Darius Knight has hit out after suffering the heartbreak of missing out on a place at a home Olympic Games this summer.

On Tuesday, The British table tennis association named Paul Drinkhall as the man to take the only male home nation individual place at the London Games, with Drinkhall, Andrew Baggaley and Liam Pitchford nominated for the team event - with Knight, who moved to Austria last year to improve his Olympic chances, a reserve.

It means he will train with the team and practice with them in the lead up to their competition but will not actually take part unless one of the top three gets injured.

Knight is ranked number three in England and won both senior men’s doubles and mixed doubles titles at the English Championships in March, where he also reached the singles semi-finals, and was one of only two English players to make it to the last 32 of the European Championships in October.

But, despite his form at the turn of the year, he was left out of the four-man team that went to the World Team Table Tennis Championship in March and was not among the players sent to the final Olympic qualification events in Doha and Luxembourg earlier this month selected by coach Jia Yi Liu.

"Since I've been in Austria I've been treated as a outcast," said Knight, who has featured heavily in Olympic themed Coca Cola adverts in the past year.

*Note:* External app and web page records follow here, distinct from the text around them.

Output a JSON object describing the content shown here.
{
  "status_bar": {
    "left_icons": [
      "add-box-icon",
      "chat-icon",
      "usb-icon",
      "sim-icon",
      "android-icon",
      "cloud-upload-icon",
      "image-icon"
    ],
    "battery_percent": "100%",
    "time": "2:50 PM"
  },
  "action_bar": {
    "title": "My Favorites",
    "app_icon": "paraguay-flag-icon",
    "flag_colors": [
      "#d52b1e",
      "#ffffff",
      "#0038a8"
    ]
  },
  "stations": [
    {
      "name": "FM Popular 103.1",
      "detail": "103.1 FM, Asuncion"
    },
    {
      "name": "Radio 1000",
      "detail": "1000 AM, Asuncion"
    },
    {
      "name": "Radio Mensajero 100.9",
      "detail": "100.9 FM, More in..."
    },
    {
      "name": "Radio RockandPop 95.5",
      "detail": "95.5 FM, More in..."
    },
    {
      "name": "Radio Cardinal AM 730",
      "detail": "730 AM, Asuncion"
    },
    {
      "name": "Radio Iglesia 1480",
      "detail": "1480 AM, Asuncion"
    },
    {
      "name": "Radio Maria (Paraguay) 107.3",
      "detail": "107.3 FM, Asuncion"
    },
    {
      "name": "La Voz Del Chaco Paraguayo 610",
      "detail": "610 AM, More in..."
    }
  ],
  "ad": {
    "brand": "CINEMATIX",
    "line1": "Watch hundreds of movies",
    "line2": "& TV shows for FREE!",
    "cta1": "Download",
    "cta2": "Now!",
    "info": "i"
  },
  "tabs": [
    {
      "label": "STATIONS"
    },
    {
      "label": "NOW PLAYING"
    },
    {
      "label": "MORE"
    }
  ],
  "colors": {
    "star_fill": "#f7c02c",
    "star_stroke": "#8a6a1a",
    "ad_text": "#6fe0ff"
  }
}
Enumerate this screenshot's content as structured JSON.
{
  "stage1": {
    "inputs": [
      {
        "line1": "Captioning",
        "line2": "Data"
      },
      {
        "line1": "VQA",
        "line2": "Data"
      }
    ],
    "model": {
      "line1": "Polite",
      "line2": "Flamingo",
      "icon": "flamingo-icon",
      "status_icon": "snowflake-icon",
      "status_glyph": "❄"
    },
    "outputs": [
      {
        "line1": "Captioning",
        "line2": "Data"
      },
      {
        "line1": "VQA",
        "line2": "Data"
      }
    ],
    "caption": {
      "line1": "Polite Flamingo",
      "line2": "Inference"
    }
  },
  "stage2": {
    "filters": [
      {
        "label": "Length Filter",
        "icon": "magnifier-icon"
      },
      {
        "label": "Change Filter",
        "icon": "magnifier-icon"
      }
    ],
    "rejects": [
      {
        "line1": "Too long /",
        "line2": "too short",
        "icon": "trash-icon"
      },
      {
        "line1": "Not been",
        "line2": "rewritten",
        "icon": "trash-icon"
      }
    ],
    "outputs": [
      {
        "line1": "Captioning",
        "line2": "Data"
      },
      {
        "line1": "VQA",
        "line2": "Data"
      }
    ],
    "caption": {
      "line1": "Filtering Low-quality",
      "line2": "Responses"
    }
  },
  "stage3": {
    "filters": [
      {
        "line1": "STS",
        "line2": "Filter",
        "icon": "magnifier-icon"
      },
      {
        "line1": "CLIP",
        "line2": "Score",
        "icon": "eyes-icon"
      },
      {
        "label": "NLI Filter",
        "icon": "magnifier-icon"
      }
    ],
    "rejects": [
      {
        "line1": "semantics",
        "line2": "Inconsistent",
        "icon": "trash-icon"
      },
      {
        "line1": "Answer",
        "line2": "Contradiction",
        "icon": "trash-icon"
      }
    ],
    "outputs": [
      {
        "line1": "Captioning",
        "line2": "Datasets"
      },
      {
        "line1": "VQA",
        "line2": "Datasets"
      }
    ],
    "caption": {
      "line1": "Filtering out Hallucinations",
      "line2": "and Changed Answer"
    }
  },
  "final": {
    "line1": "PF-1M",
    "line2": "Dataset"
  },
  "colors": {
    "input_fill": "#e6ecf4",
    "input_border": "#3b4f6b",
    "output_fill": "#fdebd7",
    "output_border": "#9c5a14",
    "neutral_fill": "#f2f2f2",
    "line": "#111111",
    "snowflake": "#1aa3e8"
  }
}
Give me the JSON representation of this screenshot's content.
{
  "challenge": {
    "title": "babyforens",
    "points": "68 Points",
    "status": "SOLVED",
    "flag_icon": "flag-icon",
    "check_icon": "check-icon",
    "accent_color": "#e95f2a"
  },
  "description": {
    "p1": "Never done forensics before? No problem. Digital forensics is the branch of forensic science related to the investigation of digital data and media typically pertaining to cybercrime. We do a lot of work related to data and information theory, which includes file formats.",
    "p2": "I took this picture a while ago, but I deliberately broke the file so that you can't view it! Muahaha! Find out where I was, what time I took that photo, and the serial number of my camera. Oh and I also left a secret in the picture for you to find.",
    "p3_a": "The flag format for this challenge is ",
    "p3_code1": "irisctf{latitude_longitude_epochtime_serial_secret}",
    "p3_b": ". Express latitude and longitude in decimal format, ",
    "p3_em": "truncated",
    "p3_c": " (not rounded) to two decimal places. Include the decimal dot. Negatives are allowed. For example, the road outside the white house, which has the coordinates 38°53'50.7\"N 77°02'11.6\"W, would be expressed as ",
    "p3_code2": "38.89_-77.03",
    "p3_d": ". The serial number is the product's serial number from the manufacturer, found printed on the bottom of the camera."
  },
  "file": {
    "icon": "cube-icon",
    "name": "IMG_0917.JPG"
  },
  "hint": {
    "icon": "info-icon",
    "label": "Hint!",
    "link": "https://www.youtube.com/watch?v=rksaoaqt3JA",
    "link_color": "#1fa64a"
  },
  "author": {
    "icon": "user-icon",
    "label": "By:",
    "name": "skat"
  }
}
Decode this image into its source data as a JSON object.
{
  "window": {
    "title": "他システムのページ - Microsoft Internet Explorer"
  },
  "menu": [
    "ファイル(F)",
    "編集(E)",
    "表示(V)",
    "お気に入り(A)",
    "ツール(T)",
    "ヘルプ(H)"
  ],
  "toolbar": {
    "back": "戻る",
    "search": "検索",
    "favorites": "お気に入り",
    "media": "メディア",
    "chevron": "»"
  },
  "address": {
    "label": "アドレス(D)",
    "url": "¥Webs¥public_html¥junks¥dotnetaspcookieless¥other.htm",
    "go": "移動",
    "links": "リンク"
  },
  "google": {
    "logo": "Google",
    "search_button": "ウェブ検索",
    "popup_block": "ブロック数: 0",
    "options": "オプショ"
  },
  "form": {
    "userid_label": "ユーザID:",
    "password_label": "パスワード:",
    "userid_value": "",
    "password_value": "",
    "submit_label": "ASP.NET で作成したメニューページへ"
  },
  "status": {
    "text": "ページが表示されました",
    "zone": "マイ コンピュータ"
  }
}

"My team-mates have been in Germany or Italy, leaving me no option but to head to Austria for better practice with established international players, but, because of this, I've been ostracised.

"It's been quite tough and I have not been treated very fairly.

"I have been sitting on the bench when I was in good form and ranked number two at the competition among a group of four players but treated as a number four.

"In one match the coach wrote down the wrong name on the team sheet, I got up to play as expected but the coach had made an error and robbed me of my chance to gain crucial ranking points.

"This has never happened to me in my career but for it to happen at such a crucial time when selection was still being finalised left me with a bitter taste and begs the question how can an error of that magnitude be made in professional sport in the European Championships?

"I was the only player by right to qualify for the pro tour finals in London in November but prior to them I was banned from the training hall for two weeks for talking during warm up - everyone talks during warm up.

"How are you supposed to perform to your highest standard if you haven't trained for two weeks - yet again I feel the decision was personal.

"My results and overall performance up to the three big events leading up to selection were arguably top two, definitely top four.

"No one qualified for the pro tour finals except me which measures consistency over the season and I was one of two British players to reach the last 32 of the Europeans.

"But, since then, I have had no opportunities to carry on progressing.

"The coach's constant negative attitude towards me is no help in my quest to succeed and has stopped my progress.

"If something isn't right I will speak my mind, I am not doing it to argue I am just trying to fight for what's right.

"I am 22 and I'm the one that holds the bat in the match and I have to practice in the way that is best for me - I know what I need to do to prepare right."